=== Section Start ===

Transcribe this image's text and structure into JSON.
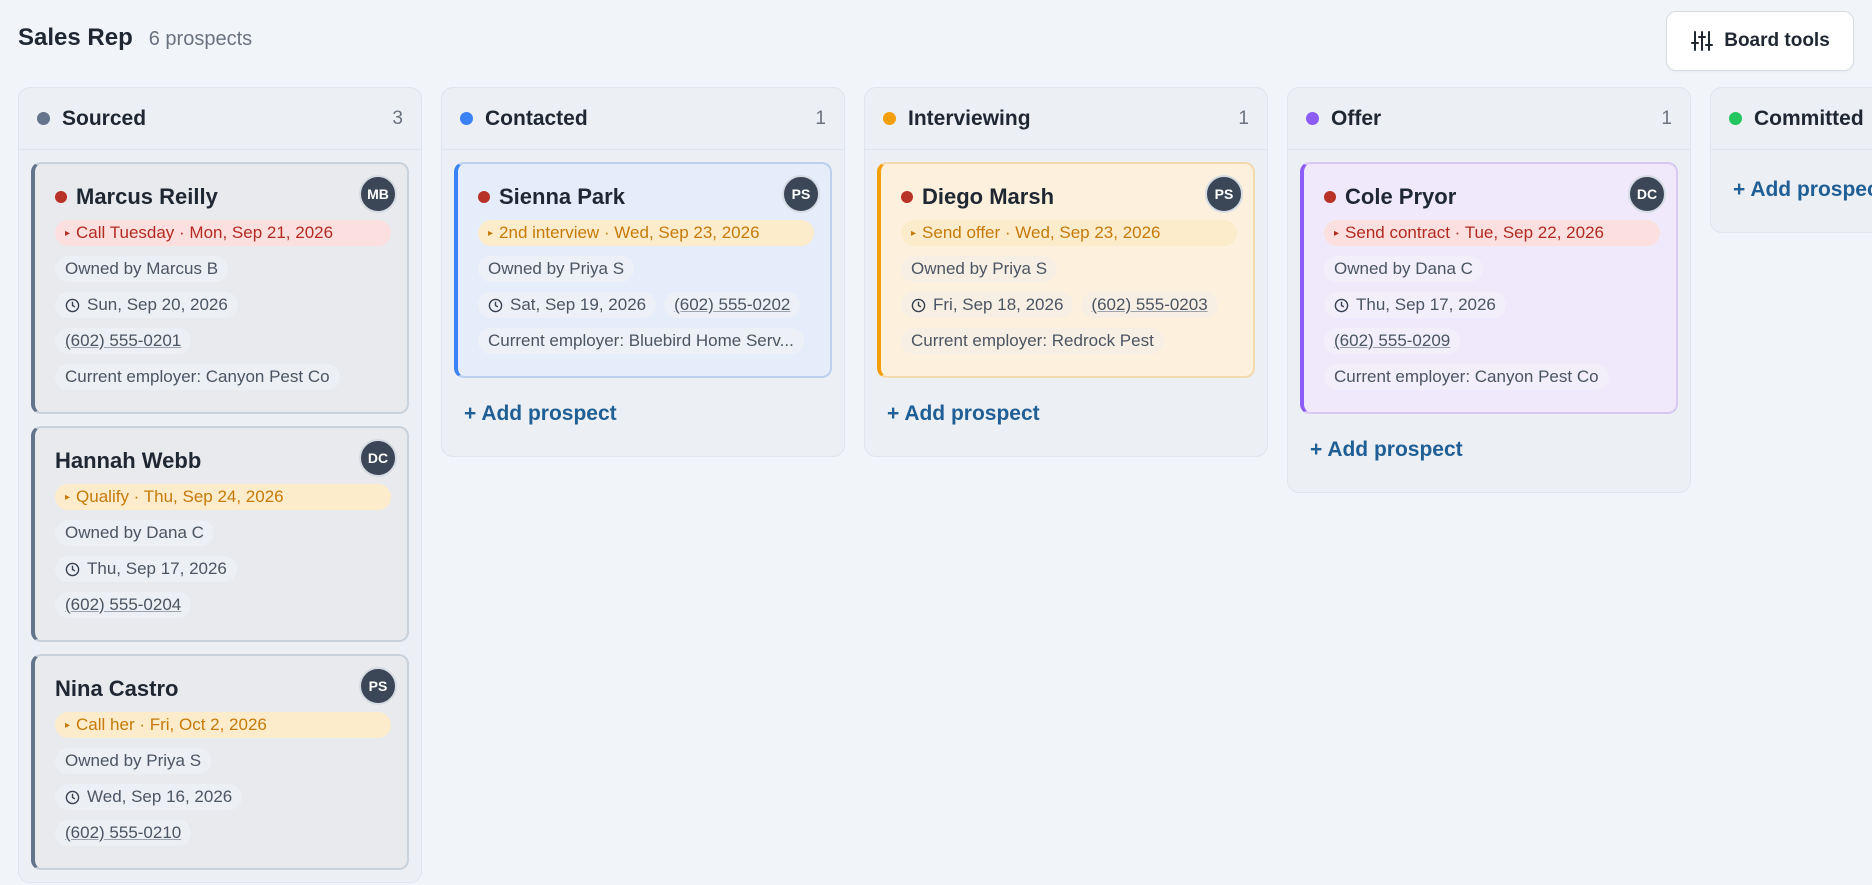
{
  "header": {
    "title": "Sales Rep",
    "subtitle": "6 prospects",
    "board_tools_label": "Board tools"
  },
  "columns": [
    {
      "title": "Sourced",
      "count": "3",
      "color": "#64748b",
      "cards": [
        {
          "name": "Marcus Reilly",
          "avatar": "MB",
          "task": "Call Tuesday · Mon, Sep 21, 2026",
          "owner": "Owned by Marcus B",
          "date": "Sun, Sep 20, 2026",
          "phone": "(602) 555-0201",
          "employer": "Current employer: Canyon Pest Co"
        },
        {
          "name": "Hannah Webb",
          "avatar": "DC",
          "task": "Qualify · Thu, Sep 24, 2026",
          "owner": "Owned by Dana C",
          "date": "Thu, Sep 17, 2026",
          "phone": "(602) 555-0204"
        },
        {
          "name": "Nina Castro",
          "avatar": "PS",
          "task": "Call her · Fri, Oct 2, 2026",
          "owner": "Owned by Priya S",
          "date": "Wed, Sep 16, 2026",
          "phone": "(602) 555-0210"
        }
      ]
    },
    {
      "title": "Contacted",
      "count": "1",
      "color": "#3b82f6",
      "cards": [
        {
          "name": "Sienna Park",
          "avatar": "PS",
          "task": "2nd interview · Wed, Sep 23, 2026",
          "owner": "Owned by Priya S",
          "date": "Sat, Sep 19, 2026",
          "phone": "(602) 555-0202",
          "employer": "Current employer: Bluebird Home Serv..."
        }
      ],
      "add_label": "+ Add prospect"
    },
    {
      "title": "Interviewing",
      "count": "1",
      "color": "#f59e0b",
      "cards": [
        {
          "name": "Diego Marsh",
          "avatar": "PS",
          "task": "Send offer · Wed, Sep 23, 2026",
          "owner": "Owned by Priya S",
          "date": "Fri, Sep 18, 2026",
          "phone": "(602) 555-0203",
          "employer": "Current employer: Redrock Pest"
        }
      ],
      "add_label": "+ Add prospect"
    },
    {
      "title": "Offer",
      "count": "1",
      "color": "#8b5cf6",
      "cards": [
        {
          "name": "Cole Pryor",
          "avatar": "DC",
          "task": "Send contract · Tue, Sep 22, 2026",
          "owner": "Owned by Dana C",
          "date": "Thu, Sep 17, 2026",
          "phone": "(602) 555-0209",
          "employer": "Current employer: Canyon Pest Co"
        }
      ],
      "add_label": "+ Add prospect"
    },
    {
      "title": "Committed",
      "color": "#22c55e",
      "add_label": "+ Add prospect"
    }
  ]
}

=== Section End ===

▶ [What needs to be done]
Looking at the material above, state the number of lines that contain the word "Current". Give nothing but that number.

▶ [Task output]
4